WHAT YOU ARE ASKED TO DO:
Give back the records below exactly, omitting the pictures.

RECORDS PROVIDED:
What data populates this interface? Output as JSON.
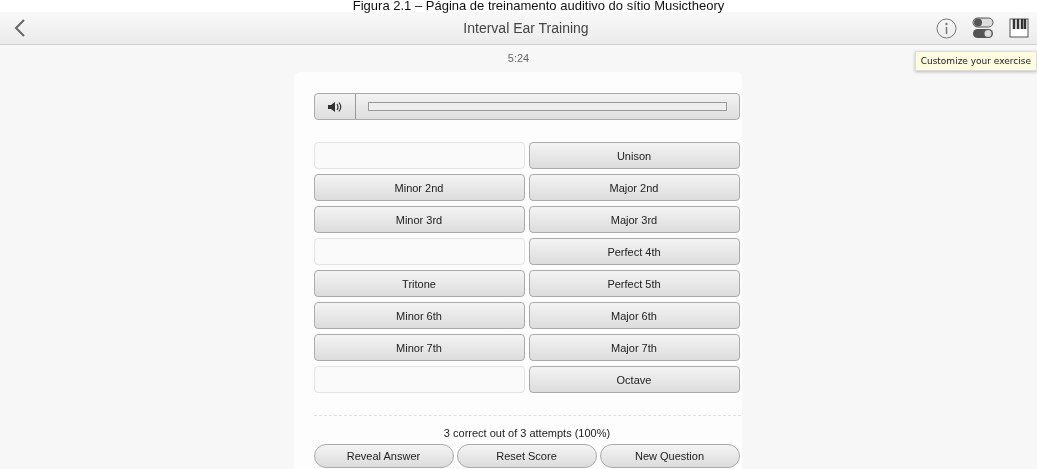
{
  "caption": "Figura 2.1 – Página de treinamento auditivo do sítio Musictheory",
  "header": {
    "title": "Interval Ear Training"
  },
  "tooltip": "Customize your exercise",
  "timer": "5:24",
  "answers": [
    {
      "kind": "blank"
    },
    {
      "kind": "choice",
      "label": "Unison"
    },
    {
      "kind": "choice",
      "label": "Minor 2nd"
    },
    {
      "kind": "choice",
      "label": "Major 2nd"
    },
    {
      "kind": "choice",
      "label": "Minor 3rd"
    },
    {
      "kind": "choice",
      "label": "Major 3rd"
    },
    {
      "kind": "blank"
    },
    {
      "kind": "choice",
      "label": "Perfect 4th"
    },
    {
      "kind": "choice",
      "label": "Tritone"
    },
    {
      "kind": "choice",
      "label": "Perfect 5th"
    },
    {
      "kind": "choice",
      "label": "Minor 6th"
    },
    {
      "kind": "choice",
      "label": "Major 6th"
    },
    {
      "kind": "choice",
      "label": "Minor 7th"
    },
    {
      "kind": "choice",
      "label": "Major 7th"
    },
    {
      "kind": "blank"
    },
    {
      "kind": "choice",
      "label": "Octave"
    }
  ],
  "score": "3 correct out of 3 attempts (100%)",
  "buttons": [
    "Reveal Answer",
    "Reset Score",
    "New Question"
  ]
}
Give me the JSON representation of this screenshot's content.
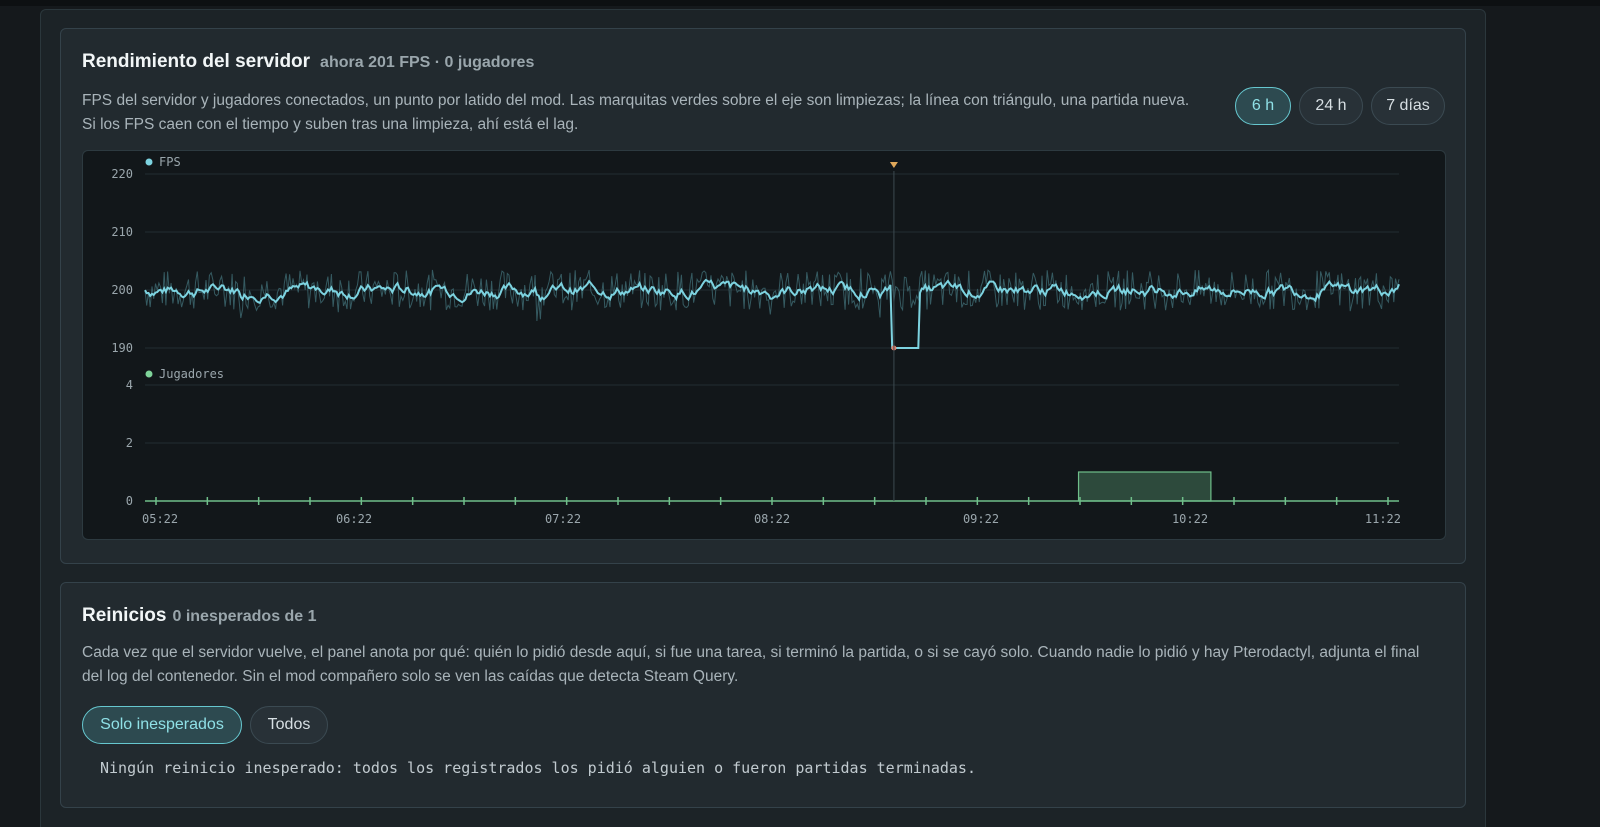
{
  "performance": {
    "title": "Rendimiento del servidor",
    "subtitle": "ahora 201 FPS · 0 jugadores",
    "description_line1": "FPS del servidor y jugadores conectados, un punto por latido del mod. Las marquitas verdes sobre el eje son limpiezas; la línea con triángulo, una partida nueva.",
    "description_line2": "Si los FPS caen con el tiempo y suben tras una limpieza, ahí está el lag.",
    "ranges": [
      {
        "label": "6 h",
        "active": true
      },
      {
        "label": "24 h",
        "active": false
      },
      {
        "label": "7 días",
        "active": false
      }
    ]
  },
  "chart_data": {
    "type": "line",
    "fps_series": {
      "name": "FPS",
      "color": "#7dd3e0",
      "ylim": [
        190,
        220
      ],
      "yticks": [
        190,
        200,
        210,
        220
      ],
      "baseline": 200,
      "dip": {
        "time": "08:57",
        "value": 190
      },
      "values_note_points": [
        [
          "05:22",
          200
        ],
        [
          "06:22",
          200
        ],
        [
          "07:22",
          200
        ],
        [
          "08:22",
          200
        ],
        [
          "08:57",
          190
        ],
        [
          "09:00",
          200
        ],
        [
          "09:22",
          200
        ],
        [
          "10:22",
          200
        ],
        [
          "11:22",
          201
        ]
      ]
    },
    "players_series": {
      "name": "Jugadores",
      "color": "#7fd49a",
      "ylim": [
        0,
        4
      ],
      "yticks": [
        0,
        2,
        4
      ],
      "segments": [
        {
          "start": "09:50",
          "end": "10:28",
          "value": 1
        }
      ]
    },
    "x_ticks": [
      "05:22",
      "06:22",
      "07:22",
      "08:22",
      "09:22",
      "10:22",
      "11:22"
    ],
    "x_range_minutes": [
      0,
      360
    ],
    "new_match_marker": "08:57",
    "cleanup_marks_count": 25
  },
  "restarts": {
    "title": "Reinicios",
    "subtitle": "0 inesperados de 1",
    "description_line1": "Cada vez que el servidor vuelve, el panel anota por qué: quién lo pidió desde aquí, si fue una tarea, si terminó la partida, o si se cayó solo. Cuando nadie lo pidió y hay Pterodactyl, adjunta el final",
    "description_line2": "del log del contenedor. Sin el mod compañero solo se ven las caídas que detecta Steam Query.",
    "filters": [
      {
        "label": "Solo inesperados",
        "active": true
      },
      {
        "label": "Todos",
        "active": false
      }
    ],
    "empty_message": "Ningún reinicio inesperado: todos los registrados los pidió alguien o fueron partidas terminadas."
  }
}
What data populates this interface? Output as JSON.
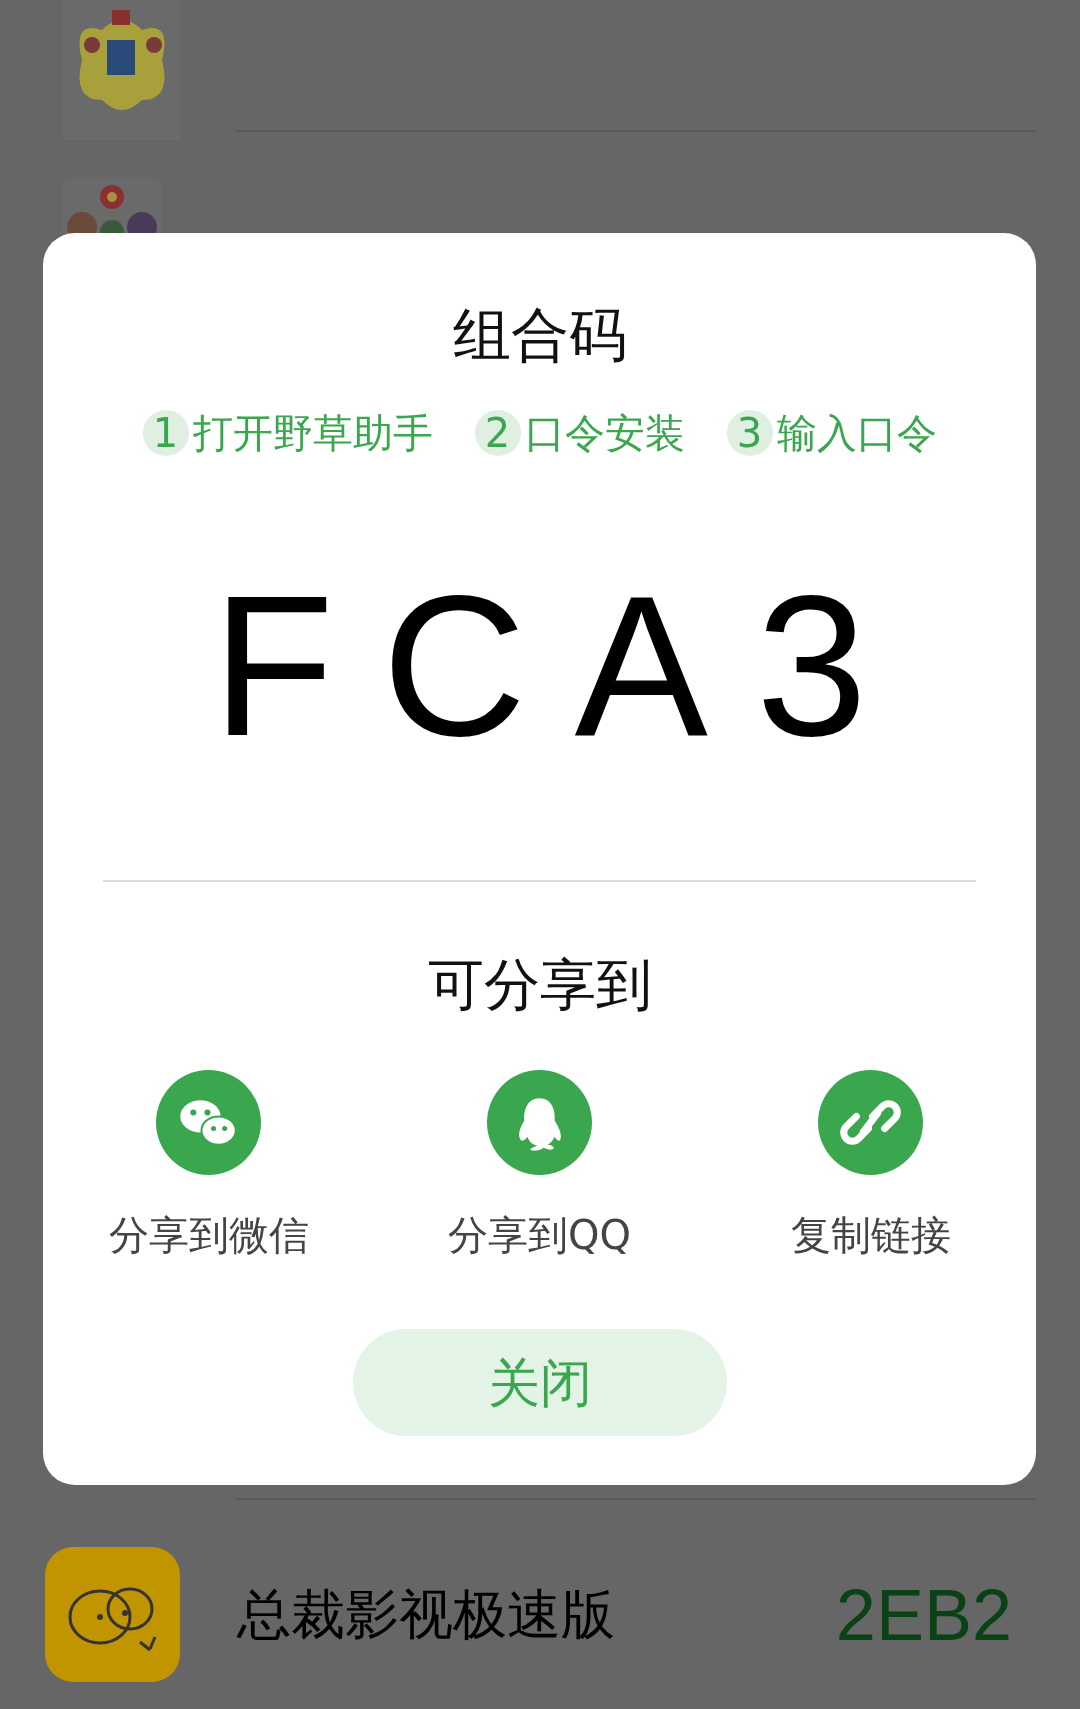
{
  "list": [
    {
      "name": "总裁影视极速版",
      "code": "2EB2"
    }
  ],
  "dialog": {
    "title": "组合码",
    "steps": [
      {
        "number": "1",
        "label": "打开野草助手"
      },
      {
        "number": "2",
        "label": "口令安装"
      },
      {
        "number": "3",
        "label": "输入口令"
      }
    ],
    "code": "FCA3",
    "share_title": "可分享到",
    "share_options": [
      {
        "kind": "wechat",
        "label": "分享到微信"
      },
      {
        "kind": "qq",
        "label": "分享到QQ"
      },
      {
        "kind": "link",
        "label": "复制链接"
      }
    ],
    "close_button": "关闭"
  }
}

EXERCISE RESULT:
What data populates this interface? Output as JSON.
{
  "caption": "Figura 2.1 – Página de treinamento auditivo do sítio Musictheory",
  "header": {
    "title": "Interval Ear Training"
  },
  "tooltip": "Customize your exercise",
  "timer": "5:24",
  "answers": [
    {
      "kind": "blank"
    },
    {
      "kind": "choice",
      "label": "Unison"
    },
    {
      "kind": "choice",
      "label": "Minor 2nd"
    },
    {
      "kind": "choice",
      "label": "Major 2nd"
    },
    {
      "kind": "choice",
      "label": "Minor 3rd"
    },
    {
      "kind": "choice",
      "label": "Major 3rd"
    },
    {
      "kind": "blank"
    },
    {
      "kind": "choice",
      "label": "Perfect 4th"
    },
    {
      "kind": "choice",
      "label": "Tritone"
    },
    {
      "kind": "choice",
      "label": "Perfect 5th"
    },
    {
      "kind": "choice",
      "label": "Minor 6th"
    },
    {
      "kind": "choice",
      "label": "Major 6th"
    },
    {
      "kind": "choice",
      "label": "Minor 7th"
    },
    {
      "kind": "choice",
      "label": "Major 7th"
    },
    {
      "kind": "blank"
    },
    {
      "kind": "choice",
      "label": "Octave"
    }
  ],
  "score": "3 correct out of 3 attempts (100%)",
  "buttons": [
    "Reveal Answer",
    "Reset Score",
    "New Question"
  ]
}
Give me the JSON representation of this screenshot's content.
{
  "performance": {
    "title": "Rendimiento del servidor",
    "subtitle": "ahora 201 FPS · 0 jugadores",
    "description_line1": "FPS del servidor y jugadores conectados, un punto por latido del mod. Las marquitas verdes sobre el eje son limpiezas; la línea con triángulo, una partida nueva.",
    "description_line2": "Si los FPS caen con el tiempo y suben tras una limpieza, ahí está el lag.",
    "ranges": [
      {
        "label": "6 h",
        "active": true
      },
      {
        "label": "24 h",
        "active": false
      },
      {
        "label": "7 días",
        "active": false
      }
    ]
  },
  "chart_data": {
    "type": "line",
    "fps_series": {
      "name": "FPS",
      "color": "#7dd3e0",
      "ylim": [
        190,
        220
      ],
      "yticks": [
        190,
        200,
        210,
        220
      ],
      "baseline": 200,
      "dip": {
        "time": "08:57",
        "value": 190
      },
      "values_note_points": [
        [
          "05:22",
          200
        ],
        [
          "06:22",
          200
        ],
        [
          "07:22",
          200
        ],
        [
          "08:22",
          200
        ],
        [
          "08:57",
          190
        ],
        [
          "09:00",
          200
        ],
        [
          "09:22",
          200
        ],
        [
          "10:22",
          200
        ],
        [
          "11:22",
          201
        ]
      ]
    },
    "players_series": {
      "name": "Jugadores",
      "color": "#7fd49a",
      "ylim": [
        0,
        4
      ],
      "yticks": [
        0,
        2,
        4
      ],
      "segments": [
        {
          "start": "09:50",
          "end": "10:28",
          "value": 1
        }
      ]
    },
    "x_ticks": [
      "05:22",
      "06:22",
      "07:22",
      "08:22",
      "09:22",
      "10:22",
      "11:22"
    ],
    "x_range_minutes": [
      0,
      360
    ],
    "new_match_marker": "08:57",
    "cleanup_marks_count": 25
  },
  "restarts": {
    "title": "Reinicios",
    "subtitle": "0 inesperados de 1",
    "description_line1": "Cada vez que el servidor vuelve, el panel anota por qué: quién lo pidió desde aquí, si fue una tarea, si terminó la partida, o si se cayó solo. Cuando nadie lo pidió y hay Pterodactyl, adjunta el final",
    "description_line2": "del log del contenedor. Sin el mod compañero solo se ven las caídas que detecta Steam Query.",
    "filters": [
      {
        "label": "Solo inesperados",
        "active": true
      },
      {
        "label": "Todos",
        "active": false
      }
    ],
    "empty_message": "Ningún reinicio inesperado: todos los registrados los pidió alguien o fueron partidas terminadas."
  }
}
What data populates this interface? Output as JSON.
{
  "list": [
    {
      "name": "总裁影视极速版",
      "code": "2EB2"
    }
  ],
  "dialog": {
    "title": "组合码",
    "steps": [
      {
        "number": "1",
        "label": "打开野草助手"
      },
      {
        "number": "2",
        "label": "口令安装"
      },
      {
        "number": "3",
        "label": "输入口令"
      }
    ],
    "code": "FCA3",
    "share_title": "可分享到",
    "share_options": [
      {
        "kind": "wechat",
        "label": "分享到微信"
      },
      {
        "kind": "qq",
        "label": "分享到QQ"
      },
      {
        "kind": "link",
        "label": "复制链接"
      }
    ],
    "close_button": "关闭"
  }
}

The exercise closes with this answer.